Maid: I watched the first episode and had to stop because the main character's life—shitty ex, wild mom, total lack of resources—felt too much like that of April*, the expectant mom who broke our hearts. My therapist even told me, unprovoked, not to watch it. Then, after April broke our hearts, I decided to watch it to remind myself I didn't envy her life. And it's just a really good, gripping series about how class functions in America, and how hard it is to dig yourself out of a bad spot.
Succession: They're everyone's favorite family to hate, and they're mine too. AK and I got a lot of mileage out of dissecting them. Gerri is my favorite. A cool cucumber model for my middle years (except I will try not to be evil, and I'd never fuck Roman).
Mare of Easttown: I mean, it's got mystery and texture and character development and thematic arcs about post-traumatic stress and Kate Winslet. Of course I loved it.
Zola: Sharp, funny, savvy story of sex work and varyingly reliable narrators, based on a twitter thread.
Sort Of: Sabi is a nonbinary Pakistani-Canadian nanny, who is clever and kind but struggles with direction. The dialogue is of the slightly-too-clever genre, but it works, and all the characters are funny and multifaceted.

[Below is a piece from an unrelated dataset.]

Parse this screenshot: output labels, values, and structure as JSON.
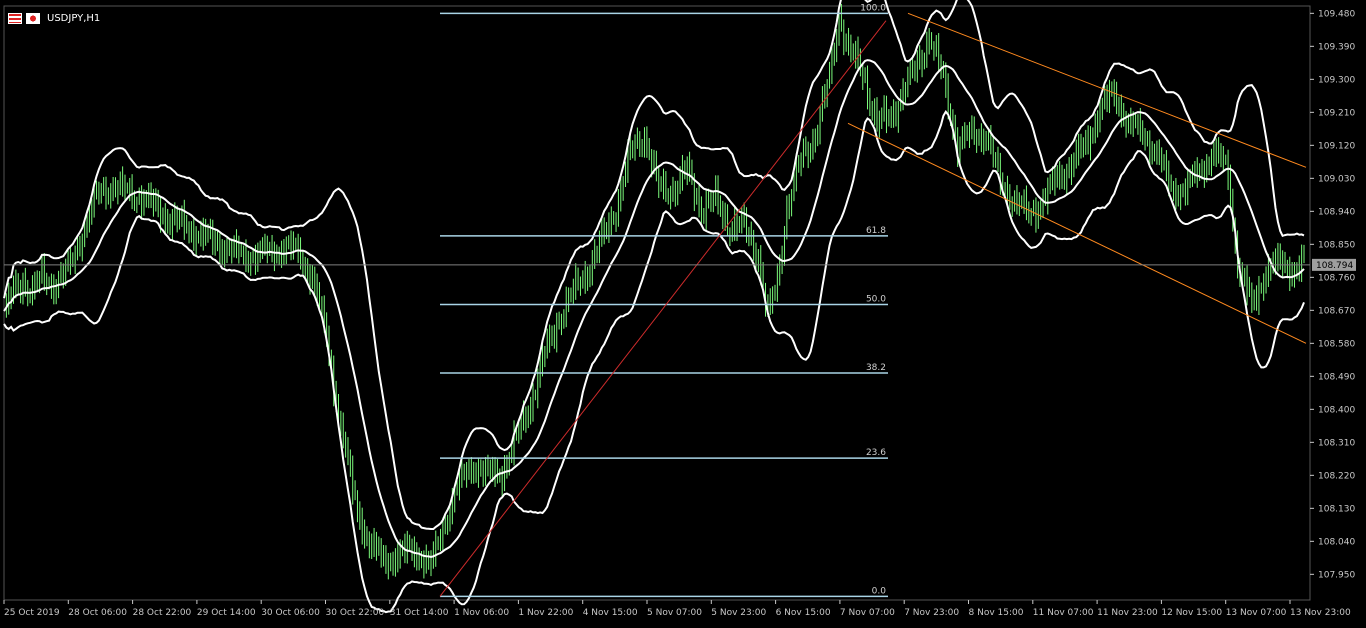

RuPaul's Drag Race: I watched so many old episodes these past few months, in such a dark state, that AK started to resent Mama Ru, which distressed me more than it should have. And my coworker told me RuPaul allows fracking on his land, which is...probably bad. But there's something about seeing fierce queer artists pour their hearts out on stage and in the workroom that I find incredibly life-affirming. I am a late-to-the-game fan of Jinkx Monsoon, Yvie Oddly, Nina West, Sasha Velour, Peppermint, Monique Hart, and Monet X Change.